Now that I come to think of it, I have not exactly got a feeling of fondness or affection for myself, and I do not even always enjoy my own society. So apparently "Love your neighbour" does not mean "feel fond of him" or "find him attractive." I ought to have seen that before, because, of course, you cannot feel fond of a person by trying.
Do I think well of myself, think myself a nice chap? Well, I am afraid I sometimes do (and those are, no doubt, my worst moments) but that is not why I love myself. In fact, it is the other way round: my self-love makes me think myself nice, but thinking myself nice is not why I love myself. So loving my enemies does not apparently mean thinking them nice either. That is an enormous relief. For a good many people imagine that forgiving your enemies means making out that they are really not such bad fellows after all, when it is quite plain that they are. Go a step further. In my most clear-sighted moments not only do I not think myself a nice man, but I know that I am a very nasty one. I can look at some of the things I have done with horror and loathing. So apparently I am allowed to loathe and hate some of the things my enemies do.
Now that I come to think of it, I remember Christian teachers telling me long ago that I must hate a bad man’s actions, but not hate the bad man: or, as they would say, hate the sin but not the sinner.
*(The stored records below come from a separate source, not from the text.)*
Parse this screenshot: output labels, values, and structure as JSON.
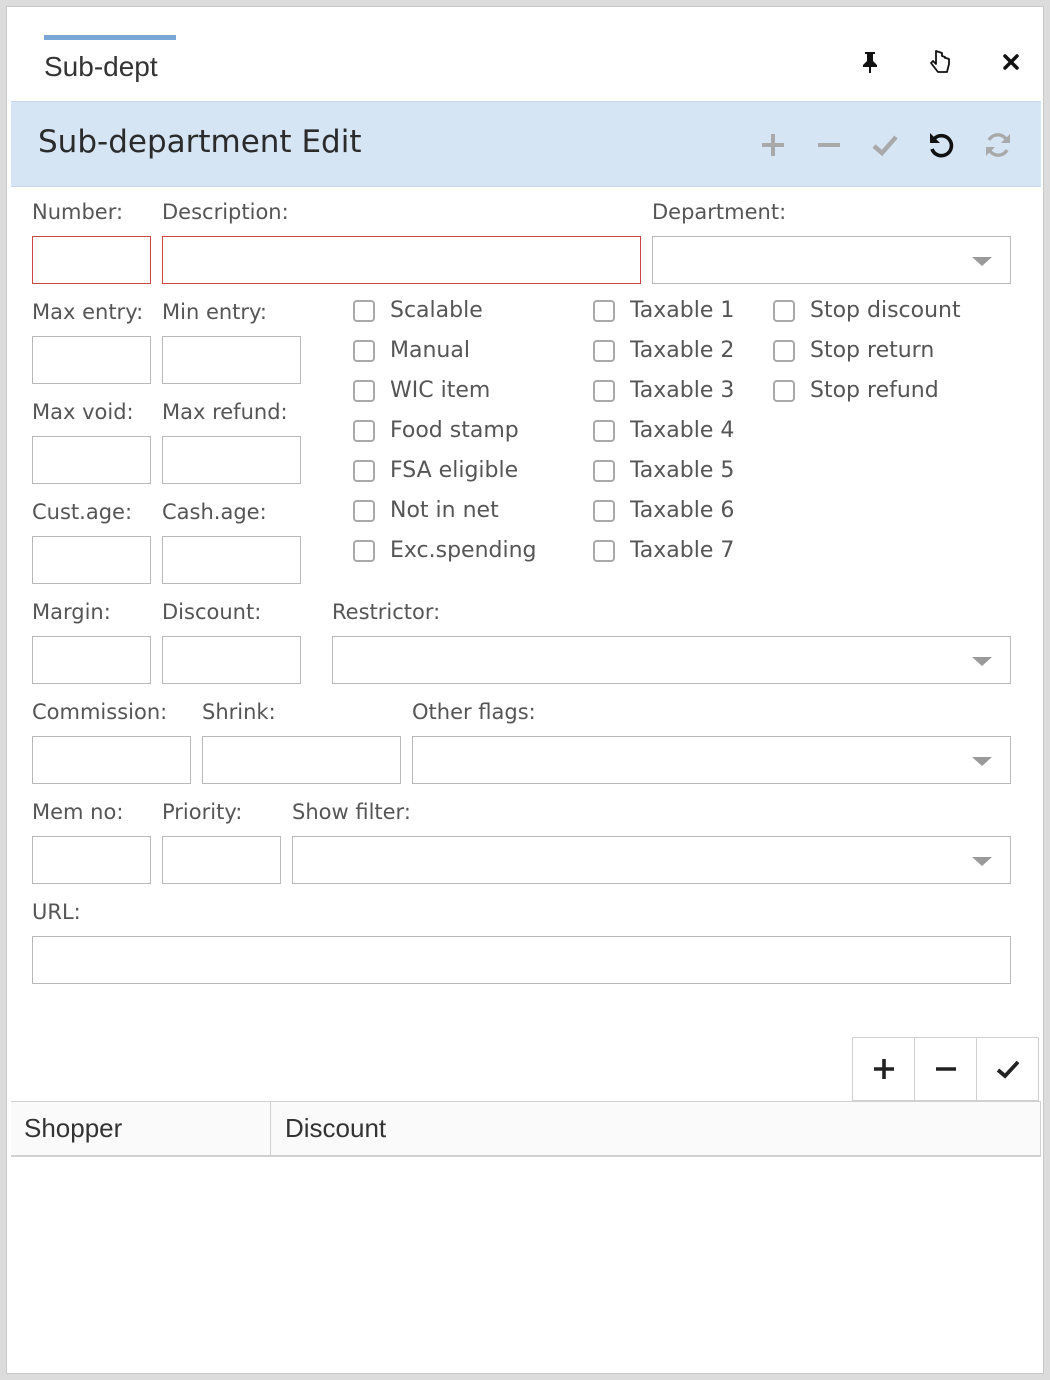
{
  "window": {
    "tab_title": "Sub-dept",
    "icons": [
      "pin-icon",
      "pointer-icon",
      "close-icon"
    ]
  },
  "header": {
    "title": "Sub-department Edit",
    "actions": [
      "add-icon",
      "remove-icon",
      "check-icon",
      "undo-icon",
      "refresh-icon"
    ]
  },
  "form": {
    "labels": {
      "number": "Number:",
      "description": "Description:",
      "department": "Department:",
      "max_entry": "Max entry:",
      "min_entry": "Min entry:",
      "max_void": "Max void:",
      "max_refund": "Max refund:",
      "cust_age": "Cust.age:",
      "cash_age": "Cash.age:",
      "margin": "Margin:",
      "discount": "Discount:",
      "restrictor": "Restrictor:",
      "commission": "Commission:",
      "shrink": "Shrink:",
      "other_flags": "Other flags:",
      "mem_no": "Mem no:",
      "priority": "Priority:",
      "show_filter": "Show filter:",
      "url": "URL:"
    },
    "checkboxes_col1": [
      "Scalable",
      "Manual",
      "WIC item",
      "Food stamp",
      "FSA eligible",
      "Not in net",
      "Exc.spending"
    ],
    "checkboxes_col2": [
      "Taxable 1",
      "Taxable 2",
      "Taxable 3",
      "Taxable 4",
      "Taxable 5",
      "Taxable 6",
      "Taxable 7"
    ],
    "checkboxes_col3": [
      "Stop discount",
      "Stop return",
      "Stop refund"
    ]
  },
  "grid": {
    "buttons": [
      "add-icon",
      "remove-icon",
      "check-icon"
    ],
    "columns": [
      "Shopper",
      "Discount"
    ]
  },
  "colors": {
    "header_bg": "#d6e5f4",
    "required_border": "#c9473f",
    "tab_accent": "#7aa6d8"
  }
}
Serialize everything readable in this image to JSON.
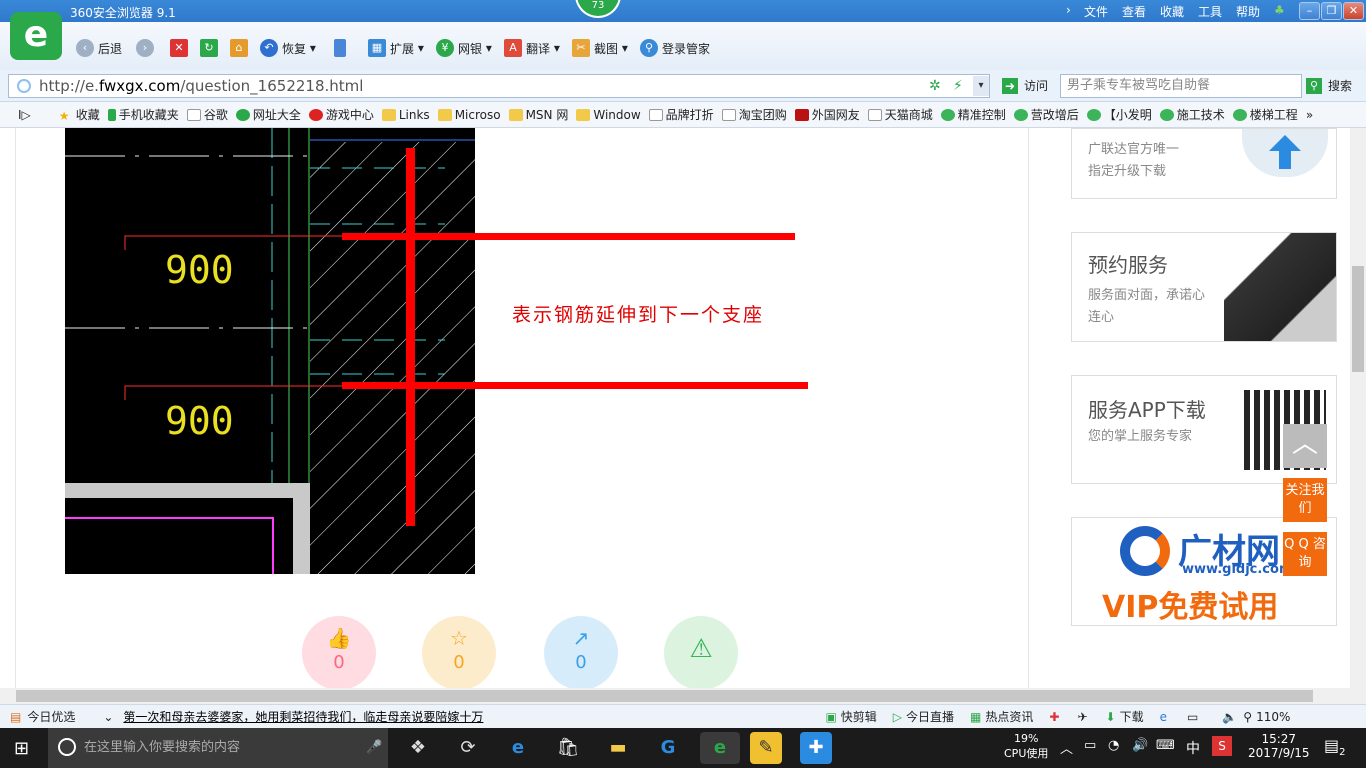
{
  "window": {
    "title": "360安全浏览器 9.1",
    "badge": "73"
  },
  "menu": [
    "文件",
    "查看",
    "收藏",
    "工具",
    "帮助"
  ],
  "toolbar": {
    "back": "后退",
    "restore": "恢复",
    "extend": "扩展",
    "bank": "网银",
    "translate": "翻译",
    "screenshot": "截图",
    "login": "登录管家"
  },
  "address": {
    "url_prefix": "http://e.",
    "url_host": "fwxgx.com",
    "url_path": "/question_1652218.html",
    "visit": "访问",
    "search_placeholder": "男子乘专车被骂吃自助餐",
    "search_btn": "搜索"
  },
  "favorites": [
    "收藏",
    "手机收藏夹",
    "谷歌",
    "网址大全",
    "游戏中心",
    "Links",
    "Microso",
    "MSN 网",
    "Window",
    "品牌打折",
    "淘宝团购",
    "外国网友",
    "天猫商城",
    "精准控制",
    "营改增后",
    "【小发明",
    "施工技术",
    "楼梯工程"
  ],
  "drawing": {
    "label_top": "900",
    "label_bottom": "900"
  },
  "annotation": "表示钢筋延伸到下一个支座",
  "actions": [
    {
      "icon": "thumbs-up",
      "count": "0",
      "color": "#ffd9df",
      "fg": "#ff5577"
    },
    {
      "icon": "star",
      "count": "0",
      "color": "#fdeccc",
      "fg": "#f5a623"
    },
    {
      "icon": "share",
      "count": "0",
      "color": "#d6ecfb",
      "fg": "#3aa0e8"
    },
    {
      "icon": "warning",
      "count": "",
      "color": "#dcf3e0",
      "fg": "#3bb45a"
    }
  ],
  "sidebar": {
    "ad1": {
      "line1": "广联达官方唯一",
      "line2": "指定升级下载"
    },
    "ad2": {
      "title": "预约服务",
      "desc": "服务面对面，承诺心连心"
    },
    "ad3": {
      "title": "服务APP下载",
      "desc": "您的掌上服务专家"
    },
    "ad4": {
      "brand": "广材网",
      "url": "www.gldjc.com",
      "promo": "VIP免费试用"
    }
  },
  "float": {
    "follow": "关注我们",
    "qq": "Q Q 咨询"
  },
  "status": {
    "today": "今日优选",
    "headline": "第一次和母亲去婆婆家，她用剩菜招待我们，临走母亲说要陪嫁十万",
    "clip": "快剪辑",
    "live": "今日直播",
    "news": "热点资讯",
    "download": "下载",
    "zoom": "110%"
  },
  "taskbar": {
    "search_placeholder": "在这里输入你要搜索的内容",
    "cpu": "19%",
    "cpu_label": "CPU使用",
    "ime": "中",
    "time": "15:27",
    "date": "2017/9/15",
    "notify": "2"
  }
}
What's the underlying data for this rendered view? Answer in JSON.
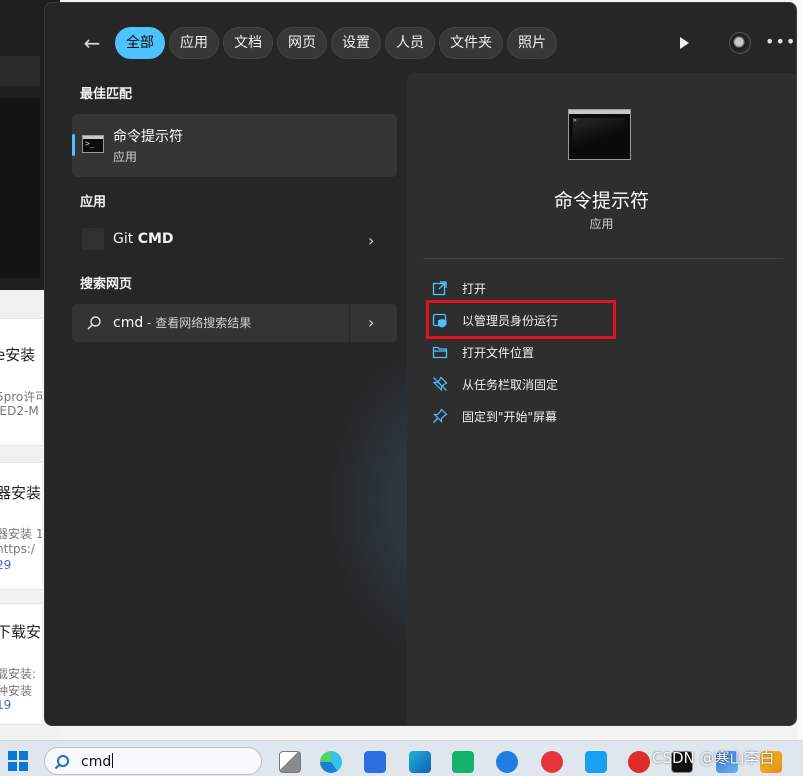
{
  "background": {
    "cards": [
      {
        "title": "e安装",
        "lines": [
          "5pro许可",
          "IED2-M"
        ],
        "num": ""
      },
      {
        "title": "器安装",
        "lines": [
          "器安装 1",
          " https:/"
        ],
        "num": "29"
      },
      {
        "title": "下载安",
        "lines": [
          "载安装:",
          "种安装"
        ],
        "num": "19"
      }
    ]
  },
  "filters": [
    "全部",
    "应用",
    "文档",
    "网页",
    "设置",
    "人员",
    "文件夹",
    "照片"
  ],
  "best_match": {
    "section": "最佳匹配",
    "name": "命令提示符",
    "type": "应用"
  },
  "apps": {
    "section": "应用",
    "item_prefix": "Git ",
    "item_bold": "CMD"
  },
  "web": {
    "section": "搜索网页",
    "query": "cmd",
    "hint": " - 查看网络搜索结果"
  },
  "detail": {
    "title": "命令提示符",
    "type": "应用",
    "actions": [
      "打开",
      "以管理员身份运行",
      "打开文件位置",
      "从任务栏取消固定",
      "固定到\"开始\"屏幕"
    ]
  },
  "taskbar": {
    "search_text": "cmd"
  },
  "watermark": "CSDN @寒山李白",
  "colors": {
    "accent": "#4cc2ff",
    "highlight_box": "#e0131f"
  }
}
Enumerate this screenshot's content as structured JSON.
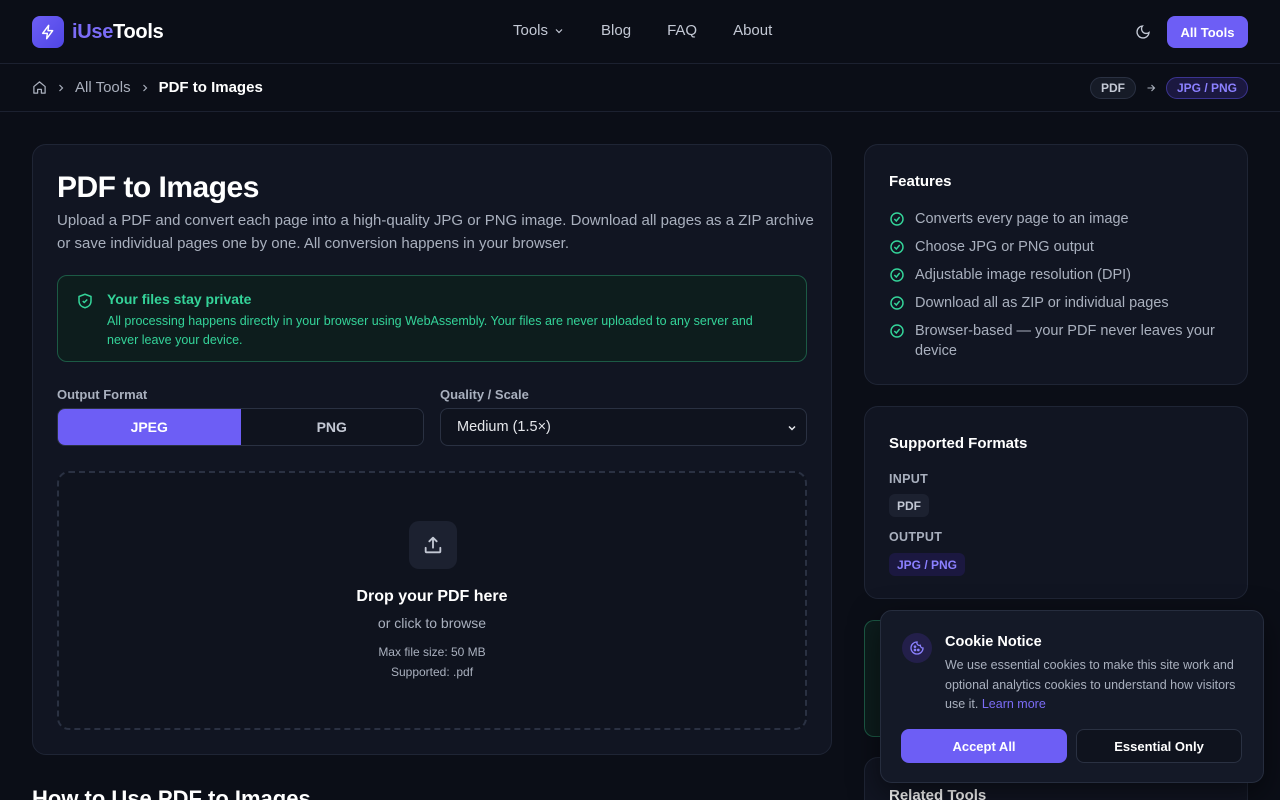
{
  "header": {
    "logo_part1": "iUse",
    "logo_part2": "Tools",
    "nav": [
      "Tools",
      "Blog",
      "FAQ",
      "About"
    ],
    "cta": "All Tools"
  },
  "breadcrumb": {
    "items": [
      "All Tools",
      "PDF to Images"
    ],
    "from_format": "PDF",
    "to_format": "JPG / PNG"
  },
  "tool": {
    "title": "PDF to Images",
    "description": "Upload a PDF and convert each page into a high-quality JPG or PNG image. Download all pages as a ZIP archive or save individual pages one by one. All conversion happens in your browser.",
    "privacy_title": "Your files stay private",
    "privacy_text": "All processing happens directly in your browser using WebAssembly. Your files are never uploaded to any server and never leave your device.",
    "output_format_label": "Output Format",
    "format_options": [
      "JPEG",
      "PNG"
    ],
    "selected_format": "JPEG",
    "quality_label": "Quality / Scale",
    "quality_value": "Medium (1.5×)",
    "drop_title": "Drop your PDF here",
    "drop_sub": "or click to browse",
    "max_size": "Max file size: 50 MB",
    "supported": "Supported: .pdf"
  },
  "howto_title": "How to Use PDF to Images",
  "features": {
    "title": "Features",
    "items": [
      "Converts every page to an image",
      "Choose JPG or PNG output",
      "Adjustable image resolution (DPI)",
      "Download all as ZIP or individual pages",
      "Browser-based — your PDF never leaves your device"
    ]
  },
  "formats": {
    "title": "Supported Formats",
    "input_label": "INPUT",
    "input_value": "PDF",
    "output_label": "OUTPUT",
    "output_value": "JPG / PNG"
  },
  "related_title": "Related Tools",
  "cookie": {
    "title": "Cookie Notice",
    "text": "We use essential cookies to make this site work and optional analytics cookies to understand how visitors use it.",
    "learn_more": "Learn more",
    "accept": "Accept All",
    "essential": "Essential Only"
  },
  "colors": {
    "accent": "#6d5ef5",
    "success": "#34d399",
    "background": "#0b0e17"
  }
}
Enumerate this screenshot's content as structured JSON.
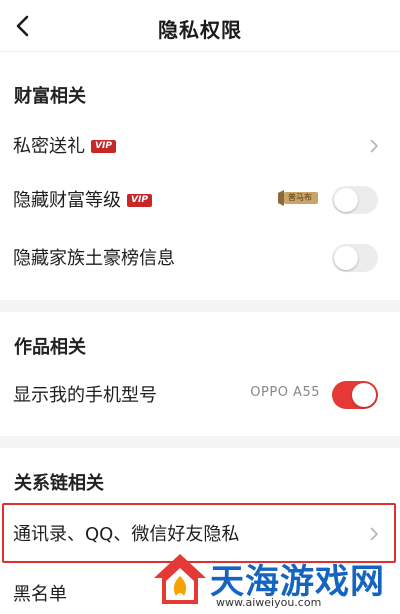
{
  "header": {
    "title": "隐私权限"
  },
  "sections": {
    "wealth": "财富相关",
    "works": "作品相关",
    "relations": "关系链相关"
  },
  "rows": {
    "private_gift": {
      "label": "私密送礼",
      "badge": "VIP"
    },
    "hide_wealth_level": {
      "label": "隐藏财富等级",
      "badge": "VIP",
      "gold_badge": "普马布",
      "toggle_on": false
    },
    "hide_family_rank": {
      "label": "隐藏家族土豪榜信息",
      "toggle_on": false
    },
    "show_phone_model": {
      "label": "显示我的手机型号",
      "value": "OPPO A55",
      "toggle_on": true
    },
    "contacts_privacy": {
      "label": "通讯录、QQ、微信好友隐私"
    },
    "blacklist": {
      "label": "黑名单"
    }
  },
  "watermark": {
    "brand": "天海游戏网",
    "url": "www.aiweiyou.com"
  },
  "colors": {
    "accent": "#e53935",
    "toggle_off": "#ececec",
    "watermark_blue": "#1565c0"
  }
}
For a long time, I used to think this a silly, straw-splitting distinction: how could you hate what a man did and not hate the man? But years later it occurred to me that there was one man to whom I had been doing this all my life, namely myself. However much I might dislike my own cowardice or conceit or greed, I went on loving myself. There had never been the slightest difficulty about it. In fact, the very reason why I hated the things was that I loved the man. Just because I loved myself, I was sorry to find that I was the sort of man who did those things. Consequently, Christianity does not want us to reduce by one atom the hatred we feel for cruelty and treachery. We ought to hate them. Not one word of what we have said about them needs to be unsaid. But it does want us to hate them in the same way in which we hate things in ourselves: being sorry that the man should have done such things, and hoping, if it is any way possible, that somehow, sometime, somewhere he can be cured and made human again.
Life-giving God, you alone have power over life and death, over health and sickness; give power, wisdom, and gentleness to those who follow the lead of your servant Florence Nightingale, that they, bearing with them your presence, may not only heal but bless and shine as lanterns of hope in the darkest hours of pain and fear; through Jesus Christ, our Saviour and Lord. Amen.
May the Lord bless us, protect us from all evil and bring us to everlasting life. Amen.
NOW LIGHT A CANDLE
CLICK HERE, then click on "Begin" and follow the instructions on each page.